I've spent 3 out of the last 4 weeks discussing Soft Hands in the games of blackjack, Spanish 21 and Blackjack Switch. I did this for two reasons. The first is that it is nice to write about something other than video poker once in a while. The second is that it is frequently easier to illustrate important concepts by using games with more straightforward differences. If you read my column this past month, you probably can understand why you don't use the same strategy for Soft Hands for these different games. While they may be all blackjack based games, the differences created by removing the 10's (Spanish 21) and by having a Dealer Bust of 22 (Blackjack Switch) pushing against Player hands change the math, which in turn changes our strategy.
One thing that these games have in common, for the most part, is the payouts. A win is a win and you get paid even money. Spanish 21 has its bonus hands and its Charlie payouts (which also effects strategy), but you don't have to worry about looking for a paytable to know what to do. You just have to know which game you are playing. I must admit that a very, very long time ago, I sat down at a Spanish 21 table not realizing for about 30 minutes that I wasn't playing regular blackjack! When it finally hit me, I'm sure I turned a nice shade of red, something I don't do very often.

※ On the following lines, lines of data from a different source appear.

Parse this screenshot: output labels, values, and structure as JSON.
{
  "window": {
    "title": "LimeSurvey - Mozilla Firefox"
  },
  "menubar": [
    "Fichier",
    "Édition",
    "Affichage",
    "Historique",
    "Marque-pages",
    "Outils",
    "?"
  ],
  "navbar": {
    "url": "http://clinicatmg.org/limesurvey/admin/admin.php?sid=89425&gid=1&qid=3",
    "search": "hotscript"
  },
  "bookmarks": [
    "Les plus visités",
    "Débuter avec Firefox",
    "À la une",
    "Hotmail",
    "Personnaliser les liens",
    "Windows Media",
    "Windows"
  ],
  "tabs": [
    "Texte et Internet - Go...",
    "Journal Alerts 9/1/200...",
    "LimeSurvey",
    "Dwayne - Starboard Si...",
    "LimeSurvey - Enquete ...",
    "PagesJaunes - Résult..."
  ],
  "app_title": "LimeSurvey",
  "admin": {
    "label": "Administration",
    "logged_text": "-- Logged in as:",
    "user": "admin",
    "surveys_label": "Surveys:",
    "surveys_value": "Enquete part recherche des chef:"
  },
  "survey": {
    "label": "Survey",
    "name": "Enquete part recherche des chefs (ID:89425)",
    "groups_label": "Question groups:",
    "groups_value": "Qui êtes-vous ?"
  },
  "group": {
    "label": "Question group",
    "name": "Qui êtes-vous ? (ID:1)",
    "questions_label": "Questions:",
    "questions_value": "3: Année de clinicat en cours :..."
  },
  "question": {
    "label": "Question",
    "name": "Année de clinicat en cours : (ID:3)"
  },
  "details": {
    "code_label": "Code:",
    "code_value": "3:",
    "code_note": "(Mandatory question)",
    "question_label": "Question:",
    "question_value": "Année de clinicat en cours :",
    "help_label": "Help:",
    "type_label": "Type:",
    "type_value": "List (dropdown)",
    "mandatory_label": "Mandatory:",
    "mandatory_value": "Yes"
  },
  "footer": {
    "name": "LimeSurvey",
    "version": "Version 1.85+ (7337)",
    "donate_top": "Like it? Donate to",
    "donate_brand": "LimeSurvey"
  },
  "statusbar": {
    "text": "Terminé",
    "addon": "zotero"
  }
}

The bottom line is that from my little detour on blackjack we learn that rule changes can and will change our strategy. What we have to learn directly from video poker is that paytable changes can do the same thing. One could argue that there really are no rule variations across virtually all video poker machines. You are dealt 5 cards. You decide which ones you want to replace. You draw that many cards. Games like Multi-Strike and some of the attempts at a 7-Card Stud game do manage to cross the rule line, in my opinion. In the gray area are the games that use Wild Cards (Jokers and/or Deuces). Are these really rule changes or paytable changes? It really doesn't matter once you realize that both can have the same impact to our strategy.
If I pick up a copy of Winning Strategies for Video Poker, I will find 27 different paytables JUST for jacks or better. Admittedly, some of these paytables are pretty tough to find these days, but these paytables were considered to be the 'full-pay' paytables in a number of jurisdictions when the book was revised 15 years ago. It purposefully left out many of the short-pay machines that are some of the most common both then and today. There are probably 50-60 paytables in use today just for jacks or better.
Of course, in an ideal world, none of you reading this column would actually play any of the inferior paytables if given an opportunity to play one of the better ones, but that is not likely the reality. Also, in order for this to happen, each of you would have to know how to determine which are the better paytables to actually play. I'll save that for another column.
Today's column is about understanding how the strategy changes as a result of a paytable change. With dozens of paytables out there, each game could potentially have its own strategy. This doesn't mean that if you bring your strategy from one game to another that you'll be committing bankroll suicide, but you won't be helping yourself either. In some cases, you might add another 1-2% to the house advantage by using the wrong strategy for any particular paytable.
So, what is a Player to do? First, you can't try to master every paytable out there. I'm guessing there are not a lot of Experts who play regular blackjack, Spanish 21 and Blackjack Switch on a regular basis. It is too easy to get parts of the strategy confused and then you start making mistakes. Very quickly, 3 games each with paybacks of 99%+ become not nearly as strong for the Player. The same is true of video poker. After a while you're going to forget which games a 3-Card Straight Flush with 1 High Card outranks a 4-Card Inside Straight with 2 High Cards.
The key is to target a single game. It should be a full-pay machine with a strong paytable. Then, go out and learn the strategy. Read a book. Buy some software. Practice at your desk. ONLY when you have mastered the strategy should you venture out to the casino and play using real money. Before you jump to play a different game, repeat the entire process all over again.